The role and benefits of a doula extend far beyond those of the labouring mother. Doulas carry the potential to positively influence society as a whole. The care doulas provide to women during pregnancy, labour, birth and early postpartum is paramount to strengthening the early emotional relationship between mother and baby, which in turn will prove to be positive for the future of the family, and on a large scale, society in general. These mothers gain greater confidence and self-esteem, which helps them to adapt to their new family life and decreases the likelihood of developing postpartum depression (1). Research has also shown that women who have doula-supported labours have an increased sense of satisfaction with their partner and display greater affection and bonding with their baby, all of which are likely to enhance the long-term family bond (5). The decrease in medical intervention during labour and birth, often attributed to the presence of a doula, allows for a decrease in medical expenditure, allowing medical finances to be allocated more efficiently (5).

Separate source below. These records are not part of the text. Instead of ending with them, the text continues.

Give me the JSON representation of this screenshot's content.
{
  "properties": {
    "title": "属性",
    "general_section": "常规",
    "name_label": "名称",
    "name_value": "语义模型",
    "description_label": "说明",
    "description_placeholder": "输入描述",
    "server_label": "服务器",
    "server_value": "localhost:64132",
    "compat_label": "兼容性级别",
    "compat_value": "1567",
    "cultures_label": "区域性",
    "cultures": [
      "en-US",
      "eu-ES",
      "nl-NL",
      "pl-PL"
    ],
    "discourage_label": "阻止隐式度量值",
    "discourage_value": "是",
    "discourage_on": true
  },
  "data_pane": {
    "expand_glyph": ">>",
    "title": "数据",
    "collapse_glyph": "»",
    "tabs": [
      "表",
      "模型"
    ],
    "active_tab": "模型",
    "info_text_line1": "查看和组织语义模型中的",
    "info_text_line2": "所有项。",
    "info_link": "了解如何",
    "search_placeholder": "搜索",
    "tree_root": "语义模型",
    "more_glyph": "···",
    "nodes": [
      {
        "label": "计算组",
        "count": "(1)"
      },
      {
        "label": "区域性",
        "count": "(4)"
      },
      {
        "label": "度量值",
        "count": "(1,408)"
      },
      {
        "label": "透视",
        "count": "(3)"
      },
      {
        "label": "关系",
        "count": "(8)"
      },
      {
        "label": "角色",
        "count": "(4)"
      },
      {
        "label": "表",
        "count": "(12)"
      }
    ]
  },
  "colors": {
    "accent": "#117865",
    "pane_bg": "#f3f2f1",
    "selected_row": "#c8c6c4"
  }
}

Because the role of a doula has such vast impact, her responsibilities are extremely important. A doula carries great ethical responsibilities to her clients, colleagues, society, and to the doula profession itself (4). She continually strives to improve her knowledge of the birthing world, uphold the values and mission of the profession and promote maternal and child welfare.
1. The DONA International Position Paper
2. DONA International Birth Doula Standards of Practice
3. Hodnett ED, Gates S, Hofmeyr GJ, Sakala C, Weston J. Continuous support for women during childbirth. Cochrane Database of Systematic Reviews 2011, Issue 2. Art. No.: CD003766. DOI: 10.1002/14651858.CD003766.pub3.
4. DONA International Birth Doula Code of Ethics
5. Klause MH, Kennell JH, Klaus PH. The Doula Book. Second Ed, Da Capr Press, 2002.